ACTION ITEM: In the records below, find each line that holds "name" and return it.

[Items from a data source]
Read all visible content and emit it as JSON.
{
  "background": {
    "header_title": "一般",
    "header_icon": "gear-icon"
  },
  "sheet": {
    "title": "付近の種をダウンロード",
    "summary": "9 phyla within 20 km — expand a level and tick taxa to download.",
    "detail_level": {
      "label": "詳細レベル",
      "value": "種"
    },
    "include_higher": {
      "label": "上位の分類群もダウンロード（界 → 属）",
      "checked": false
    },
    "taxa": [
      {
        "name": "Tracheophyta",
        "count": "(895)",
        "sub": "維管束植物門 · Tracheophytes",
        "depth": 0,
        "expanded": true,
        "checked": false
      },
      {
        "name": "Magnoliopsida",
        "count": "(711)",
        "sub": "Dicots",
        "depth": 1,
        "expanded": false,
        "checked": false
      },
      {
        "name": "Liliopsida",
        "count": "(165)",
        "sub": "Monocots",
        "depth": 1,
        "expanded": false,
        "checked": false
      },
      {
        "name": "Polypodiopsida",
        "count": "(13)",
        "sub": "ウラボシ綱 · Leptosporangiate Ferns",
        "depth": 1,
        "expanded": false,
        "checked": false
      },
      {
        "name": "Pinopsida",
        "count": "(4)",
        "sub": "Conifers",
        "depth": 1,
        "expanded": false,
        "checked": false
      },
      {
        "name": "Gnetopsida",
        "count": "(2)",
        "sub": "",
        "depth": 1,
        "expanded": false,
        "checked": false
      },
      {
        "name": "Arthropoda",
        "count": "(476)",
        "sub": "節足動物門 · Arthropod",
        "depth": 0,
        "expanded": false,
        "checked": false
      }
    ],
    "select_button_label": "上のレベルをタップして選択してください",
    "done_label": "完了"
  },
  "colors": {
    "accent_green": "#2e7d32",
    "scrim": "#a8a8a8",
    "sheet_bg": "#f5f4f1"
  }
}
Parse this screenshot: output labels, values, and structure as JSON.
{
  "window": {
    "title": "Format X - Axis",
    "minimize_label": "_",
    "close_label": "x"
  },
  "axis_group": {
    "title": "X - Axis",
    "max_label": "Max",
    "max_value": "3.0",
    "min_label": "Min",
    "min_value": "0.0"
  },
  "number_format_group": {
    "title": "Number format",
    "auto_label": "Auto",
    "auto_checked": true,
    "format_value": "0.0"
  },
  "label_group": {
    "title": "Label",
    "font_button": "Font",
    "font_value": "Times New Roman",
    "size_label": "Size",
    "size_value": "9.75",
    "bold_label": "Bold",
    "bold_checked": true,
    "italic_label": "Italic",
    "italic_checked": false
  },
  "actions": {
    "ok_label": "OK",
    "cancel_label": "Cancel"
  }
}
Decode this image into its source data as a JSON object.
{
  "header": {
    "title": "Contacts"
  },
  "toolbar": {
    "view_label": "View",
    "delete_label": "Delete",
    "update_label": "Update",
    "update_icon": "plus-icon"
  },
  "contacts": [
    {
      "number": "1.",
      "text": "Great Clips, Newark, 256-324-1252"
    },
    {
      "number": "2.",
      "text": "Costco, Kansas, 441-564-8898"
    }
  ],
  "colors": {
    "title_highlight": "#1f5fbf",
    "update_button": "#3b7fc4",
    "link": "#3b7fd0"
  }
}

THE ANSWER:
        "name": "Tracheophyta",
        "name": "Magnoliopsida",
        "name": "Liliopsida",
        "name": "Polypodiopsida",
        "name": "Pinopsida",
        "name": "Gnetopsida",
        "name": "Arthropoda",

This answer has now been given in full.